START PROVIDED INFORMATION

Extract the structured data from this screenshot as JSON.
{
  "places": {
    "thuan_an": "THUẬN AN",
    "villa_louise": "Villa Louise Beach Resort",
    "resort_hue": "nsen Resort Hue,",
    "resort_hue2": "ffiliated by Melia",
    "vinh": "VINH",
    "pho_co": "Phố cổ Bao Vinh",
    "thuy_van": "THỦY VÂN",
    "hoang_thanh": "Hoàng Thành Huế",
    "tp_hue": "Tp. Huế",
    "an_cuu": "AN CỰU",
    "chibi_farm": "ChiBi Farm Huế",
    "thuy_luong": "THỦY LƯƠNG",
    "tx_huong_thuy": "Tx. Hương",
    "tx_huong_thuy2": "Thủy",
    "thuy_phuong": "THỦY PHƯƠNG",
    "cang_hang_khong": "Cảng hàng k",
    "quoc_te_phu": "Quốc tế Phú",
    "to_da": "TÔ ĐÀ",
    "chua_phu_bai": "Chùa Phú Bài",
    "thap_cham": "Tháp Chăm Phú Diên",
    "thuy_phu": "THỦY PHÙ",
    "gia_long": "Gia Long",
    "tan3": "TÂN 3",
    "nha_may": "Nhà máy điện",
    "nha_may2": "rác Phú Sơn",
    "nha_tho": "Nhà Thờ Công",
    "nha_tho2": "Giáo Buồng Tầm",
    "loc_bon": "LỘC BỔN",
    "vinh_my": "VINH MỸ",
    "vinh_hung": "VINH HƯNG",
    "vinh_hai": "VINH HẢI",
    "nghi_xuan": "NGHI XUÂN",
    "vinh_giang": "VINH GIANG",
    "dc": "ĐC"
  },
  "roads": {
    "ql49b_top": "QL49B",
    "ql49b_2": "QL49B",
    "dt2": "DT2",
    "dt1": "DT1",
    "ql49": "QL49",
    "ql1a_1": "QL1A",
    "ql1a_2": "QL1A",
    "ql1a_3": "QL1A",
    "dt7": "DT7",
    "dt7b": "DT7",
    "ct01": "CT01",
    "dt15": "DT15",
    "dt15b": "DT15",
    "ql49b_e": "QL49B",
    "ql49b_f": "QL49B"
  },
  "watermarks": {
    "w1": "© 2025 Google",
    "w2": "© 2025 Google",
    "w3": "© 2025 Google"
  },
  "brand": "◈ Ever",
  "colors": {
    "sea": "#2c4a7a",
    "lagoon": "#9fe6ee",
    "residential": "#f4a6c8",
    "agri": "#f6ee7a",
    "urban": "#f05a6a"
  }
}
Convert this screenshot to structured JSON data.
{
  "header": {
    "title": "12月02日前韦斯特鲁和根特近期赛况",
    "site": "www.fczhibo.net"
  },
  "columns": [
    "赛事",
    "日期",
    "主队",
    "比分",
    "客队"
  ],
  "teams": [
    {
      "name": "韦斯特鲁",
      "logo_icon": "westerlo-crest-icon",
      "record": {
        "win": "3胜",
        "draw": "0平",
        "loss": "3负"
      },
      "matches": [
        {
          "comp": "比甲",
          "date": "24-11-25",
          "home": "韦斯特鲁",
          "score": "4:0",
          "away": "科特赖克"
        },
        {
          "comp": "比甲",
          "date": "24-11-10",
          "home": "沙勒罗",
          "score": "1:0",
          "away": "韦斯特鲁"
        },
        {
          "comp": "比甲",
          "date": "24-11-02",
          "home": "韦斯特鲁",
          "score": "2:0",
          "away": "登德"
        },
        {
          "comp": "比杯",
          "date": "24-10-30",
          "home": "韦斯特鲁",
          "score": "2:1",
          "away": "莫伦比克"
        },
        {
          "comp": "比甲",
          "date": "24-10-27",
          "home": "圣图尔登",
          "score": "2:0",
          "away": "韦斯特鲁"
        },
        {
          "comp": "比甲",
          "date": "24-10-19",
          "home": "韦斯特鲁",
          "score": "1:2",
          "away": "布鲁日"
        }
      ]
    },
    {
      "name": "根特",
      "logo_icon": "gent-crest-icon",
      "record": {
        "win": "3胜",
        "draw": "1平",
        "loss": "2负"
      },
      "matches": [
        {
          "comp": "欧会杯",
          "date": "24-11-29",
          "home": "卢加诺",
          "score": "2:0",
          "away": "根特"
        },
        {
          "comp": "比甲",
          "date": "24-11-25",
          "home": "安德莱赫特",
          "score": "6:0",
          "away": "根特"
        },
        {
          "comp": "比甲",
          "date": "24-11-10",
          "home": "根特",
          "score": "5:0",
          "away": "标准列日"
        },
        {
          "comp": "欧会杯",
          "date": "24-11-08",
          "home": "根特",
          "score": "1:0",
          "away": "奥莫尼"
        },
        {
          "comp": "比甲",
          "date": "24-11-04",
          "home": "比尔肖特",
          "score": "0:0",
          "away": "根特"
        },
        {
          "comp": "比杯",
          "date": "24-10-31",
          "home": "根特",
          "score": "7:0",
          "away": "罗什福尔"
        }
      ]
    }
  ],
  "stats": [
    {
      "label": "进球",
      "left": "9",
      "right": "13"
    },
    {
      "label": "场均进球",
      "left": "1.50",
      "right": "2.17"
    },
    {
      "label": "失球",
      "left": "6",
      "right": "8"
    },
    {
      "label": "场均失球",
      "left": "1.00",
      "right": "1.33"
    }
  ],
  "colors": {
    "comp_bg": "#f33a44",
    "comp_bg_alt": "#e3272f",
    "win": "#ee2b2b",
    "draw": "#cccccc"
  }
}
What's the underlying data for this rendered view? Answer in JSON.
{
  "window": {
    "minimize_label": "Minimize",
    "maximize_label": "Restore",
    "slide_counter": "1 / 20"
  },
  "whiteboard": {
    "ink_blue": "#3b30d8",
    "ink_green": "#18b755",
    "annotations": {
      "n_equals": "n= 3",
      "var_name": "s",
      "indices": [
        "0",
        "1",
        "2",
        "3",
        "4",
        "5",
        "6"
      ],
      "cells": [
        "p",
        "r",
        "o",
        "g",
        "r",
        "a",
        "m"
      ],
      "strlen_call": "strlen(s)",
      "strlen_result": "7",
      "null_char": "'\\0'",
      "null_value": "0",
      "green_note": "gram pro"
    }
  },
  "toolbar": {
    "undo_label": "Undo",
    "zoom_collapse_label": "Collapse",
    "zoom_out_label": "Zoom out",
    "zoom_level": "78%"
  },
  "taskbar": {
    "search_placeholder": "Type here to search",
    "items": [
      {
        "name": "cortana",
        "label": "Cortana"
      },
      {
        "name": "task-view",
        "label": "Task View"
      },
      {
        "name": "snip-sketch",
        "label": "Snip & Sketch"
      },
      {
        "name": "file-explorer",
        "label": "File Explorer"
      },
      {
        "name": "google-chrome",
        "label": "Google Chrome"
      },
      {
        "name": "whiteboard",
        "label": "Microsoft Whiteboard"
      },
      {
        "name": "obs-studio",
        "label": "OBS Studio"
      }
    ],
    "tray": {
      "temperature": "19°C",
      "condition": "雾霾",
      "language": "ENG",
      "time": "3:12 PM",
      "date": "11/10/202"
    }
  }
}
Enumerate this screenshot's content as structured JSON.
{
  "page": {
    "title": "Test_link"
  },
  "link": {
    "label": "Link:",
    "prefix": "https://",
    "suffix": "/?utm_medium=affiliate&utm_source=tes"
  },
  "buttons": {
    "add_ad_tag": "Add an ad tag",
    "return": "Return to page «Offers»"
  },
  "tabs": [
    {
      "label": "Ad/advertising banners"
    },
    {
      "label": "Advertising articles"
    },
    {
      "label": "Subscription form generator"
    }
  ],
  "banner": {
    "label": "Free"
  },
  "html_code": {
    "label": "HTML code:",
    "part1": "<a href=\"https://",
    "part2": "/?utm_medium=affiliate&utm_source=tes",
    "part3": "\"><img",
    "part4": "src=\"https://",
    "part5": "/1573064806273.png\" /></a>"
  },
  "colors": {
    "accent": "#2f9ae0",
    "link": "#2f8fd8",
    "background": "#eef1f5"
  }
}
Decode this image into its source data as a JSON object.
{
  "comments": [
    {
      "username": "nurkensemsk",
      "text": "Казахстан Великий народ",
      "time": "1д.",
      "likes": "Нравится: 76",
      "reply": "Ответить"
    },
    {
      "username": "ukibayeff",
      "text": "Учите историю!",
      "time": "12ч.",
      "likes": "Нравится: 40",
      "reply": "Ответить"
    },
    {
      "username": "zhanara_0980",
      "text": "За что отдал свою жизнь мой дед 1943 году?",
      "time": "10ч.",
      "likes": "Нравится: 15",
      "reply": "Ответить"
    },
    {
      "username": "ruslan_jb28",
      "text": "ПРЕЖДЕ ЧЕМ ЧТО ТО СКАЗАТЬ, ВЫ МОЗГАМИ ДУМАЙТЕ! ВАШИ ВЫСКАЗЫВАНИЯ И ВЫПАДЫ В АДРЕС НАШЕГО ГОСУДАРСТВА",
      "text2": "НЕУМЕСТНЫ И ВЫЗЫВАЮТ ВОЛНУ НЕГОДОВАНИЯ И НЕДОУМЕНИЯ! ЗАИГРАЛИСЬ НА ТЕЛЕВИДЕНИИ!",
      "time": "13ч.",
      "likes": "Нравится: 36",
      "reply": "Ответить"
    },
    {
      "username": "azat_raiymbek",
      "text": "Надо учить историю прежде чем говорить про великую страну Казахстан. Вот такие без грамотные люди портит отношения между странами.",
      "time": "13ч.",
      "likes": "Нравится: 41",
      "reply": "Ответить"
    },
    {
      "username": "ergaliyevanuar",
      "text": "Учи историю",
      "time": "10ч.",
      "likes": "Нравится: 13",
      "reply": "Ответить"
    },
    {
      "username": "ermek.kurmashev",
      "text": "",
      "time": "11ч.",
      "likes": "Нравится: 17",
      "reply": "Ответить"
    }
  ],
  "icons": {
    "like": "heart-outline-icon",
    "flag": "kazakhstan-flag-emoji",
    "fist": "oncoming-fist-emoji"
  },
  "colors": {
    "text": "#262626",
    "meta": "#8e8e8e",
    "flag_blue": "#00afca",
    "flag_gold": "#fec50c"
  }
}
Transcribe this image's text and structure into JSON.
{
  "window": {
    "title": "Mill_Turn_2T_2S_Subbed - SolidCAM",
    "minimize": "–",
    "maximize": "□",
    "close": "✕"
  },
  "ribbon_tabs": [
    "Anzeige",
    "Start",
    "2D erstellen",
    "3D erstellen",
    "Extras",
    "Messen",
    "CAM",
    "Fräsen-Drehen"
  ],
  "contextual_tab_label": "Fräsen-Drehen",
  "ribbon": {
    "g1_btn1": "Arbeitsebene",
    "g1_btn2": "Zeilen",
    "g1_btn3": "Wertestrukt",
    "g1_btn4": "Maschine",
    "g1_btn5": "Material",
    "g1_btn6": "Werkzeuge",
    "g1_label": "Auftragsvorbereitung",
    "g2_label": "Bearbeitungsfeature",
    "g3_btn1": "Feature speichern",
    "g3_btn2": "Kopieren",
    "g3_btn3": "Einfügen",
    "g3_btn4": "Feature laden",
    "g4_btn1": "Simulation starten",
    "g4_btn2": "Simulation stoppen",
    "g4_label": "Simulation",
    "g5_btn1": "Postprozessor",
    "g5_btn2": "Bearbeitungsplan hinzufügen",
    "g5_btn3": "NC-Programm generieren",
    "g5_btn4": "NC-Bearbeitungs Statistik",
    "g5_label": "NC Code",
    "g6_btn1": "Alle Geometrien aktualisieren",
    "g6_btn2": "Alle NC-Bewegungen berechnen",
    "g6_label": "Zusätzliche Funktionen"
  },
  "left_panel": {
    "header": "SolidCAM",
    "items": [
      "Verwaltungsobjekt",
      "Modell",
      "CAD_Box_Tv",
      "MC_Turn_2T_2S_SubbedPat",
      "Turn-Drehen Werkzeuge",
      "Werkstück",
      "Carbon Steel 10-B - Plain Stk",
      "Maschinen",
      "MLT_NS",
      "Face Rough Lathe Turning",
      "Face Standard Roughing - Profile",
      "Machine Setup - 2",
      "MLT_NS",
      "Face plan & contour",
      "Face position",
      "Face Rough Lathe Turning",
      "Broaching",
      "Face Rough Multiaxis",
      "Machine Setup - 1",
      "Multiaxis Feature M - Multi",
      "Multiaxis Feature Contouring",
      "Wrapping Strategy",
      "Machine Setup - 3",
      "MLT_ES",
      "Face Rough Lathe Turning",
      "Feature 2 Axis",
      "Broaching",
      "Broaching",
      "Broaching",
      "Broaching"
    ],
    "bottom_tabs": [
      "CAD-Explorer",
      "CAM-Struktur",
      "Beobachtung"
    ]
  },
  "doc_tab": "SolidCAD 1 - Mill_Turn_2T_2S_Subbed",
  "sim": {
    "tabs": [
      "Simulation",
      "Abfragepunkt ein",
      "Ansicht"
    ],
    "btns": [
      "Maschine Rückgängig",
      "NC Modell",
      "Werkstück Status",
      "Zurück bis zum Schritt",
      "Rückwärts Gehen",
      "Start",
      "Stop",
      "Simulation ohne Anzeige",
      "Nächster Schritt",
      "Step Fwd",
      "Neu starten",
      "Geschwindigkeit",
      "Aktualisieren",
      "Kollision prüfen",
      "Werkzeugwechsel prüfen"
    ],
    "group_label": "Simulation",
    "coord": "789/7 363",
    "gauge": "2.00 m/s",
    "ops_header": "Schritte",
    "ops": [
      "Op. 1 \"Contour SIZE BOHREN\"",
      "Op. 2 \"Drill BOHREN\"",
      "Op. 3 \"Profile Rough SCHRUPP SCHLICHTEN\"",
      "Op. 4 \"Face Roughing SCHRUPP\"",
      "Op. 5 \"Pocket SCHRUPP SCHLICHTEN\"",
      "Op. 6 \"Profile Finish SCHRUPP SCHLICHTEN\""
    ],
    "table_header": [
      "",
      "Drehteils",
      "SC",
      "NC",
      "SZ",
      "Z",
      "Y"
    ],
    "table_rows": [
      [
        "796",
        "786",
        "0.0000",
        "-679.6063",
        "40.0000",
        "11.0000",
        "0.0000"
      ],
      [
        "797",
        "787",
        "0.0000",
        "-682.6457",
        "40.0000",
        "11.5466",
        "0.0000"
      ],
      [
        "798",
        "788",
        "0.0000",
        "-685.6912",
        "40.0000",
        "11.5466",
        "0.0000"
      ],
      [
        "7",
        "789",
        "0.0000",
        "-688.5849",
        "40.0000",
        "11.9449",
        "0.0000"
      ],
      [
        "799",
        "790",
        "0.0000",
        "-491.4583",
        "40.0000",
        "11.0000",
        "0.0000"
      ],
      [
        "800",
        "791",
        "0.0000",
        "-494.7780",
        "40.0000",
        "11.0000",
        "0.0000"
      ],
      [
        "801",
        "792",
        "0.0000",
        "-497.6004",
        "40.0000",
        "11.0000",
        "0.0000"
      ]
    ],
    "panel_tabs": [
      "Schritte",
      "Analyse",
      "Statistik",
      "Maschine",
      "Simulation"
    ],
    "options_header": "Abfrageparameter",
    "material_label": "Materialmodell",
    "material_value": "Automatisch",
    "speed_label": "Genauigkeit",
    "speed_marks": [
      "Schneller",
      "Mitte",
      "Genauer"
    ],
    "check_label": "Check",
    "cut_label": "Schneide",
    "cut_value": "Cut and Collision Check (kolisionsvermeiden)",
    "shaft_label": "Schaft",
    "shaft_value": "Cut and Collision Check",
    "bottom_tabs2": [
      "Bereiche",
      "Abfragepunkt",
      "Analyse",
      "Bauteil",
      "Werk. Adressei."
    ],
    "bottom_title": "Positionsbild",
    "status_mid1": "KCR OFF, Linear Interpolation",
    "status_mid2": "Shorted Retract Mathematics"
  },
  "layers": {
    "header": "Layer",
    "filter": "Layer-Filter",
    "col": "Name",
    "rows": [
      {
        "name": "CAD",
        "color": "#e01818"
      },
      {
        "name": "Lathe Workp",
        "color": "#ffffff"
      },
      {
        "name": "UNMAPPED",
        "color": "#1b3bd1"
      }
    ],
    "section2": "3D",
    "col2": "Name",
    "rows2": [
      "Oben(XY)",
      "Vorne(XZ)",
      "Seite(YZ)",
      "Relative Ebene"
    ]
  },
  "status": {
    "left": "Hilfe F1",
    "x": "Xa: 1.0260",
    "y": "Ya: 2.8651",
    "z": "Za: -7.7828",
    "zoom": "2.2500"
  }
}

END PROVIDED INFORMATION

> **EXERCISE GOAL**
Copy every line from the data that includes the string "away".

> **TASK OUTPUT**
          "away": "科特赖克"
          "away": "韦斯特鲁"
          "away": "登德"
          "away": "莫伦比克"
          "away": "韦斯特鲁"
          "away": "布鲁日"
          "away": "根特"
          "away": "根特"
          "away": "标准列日"
          "away": "奥莫尼"
          "away": "根特"
          "away": "罗什福尔"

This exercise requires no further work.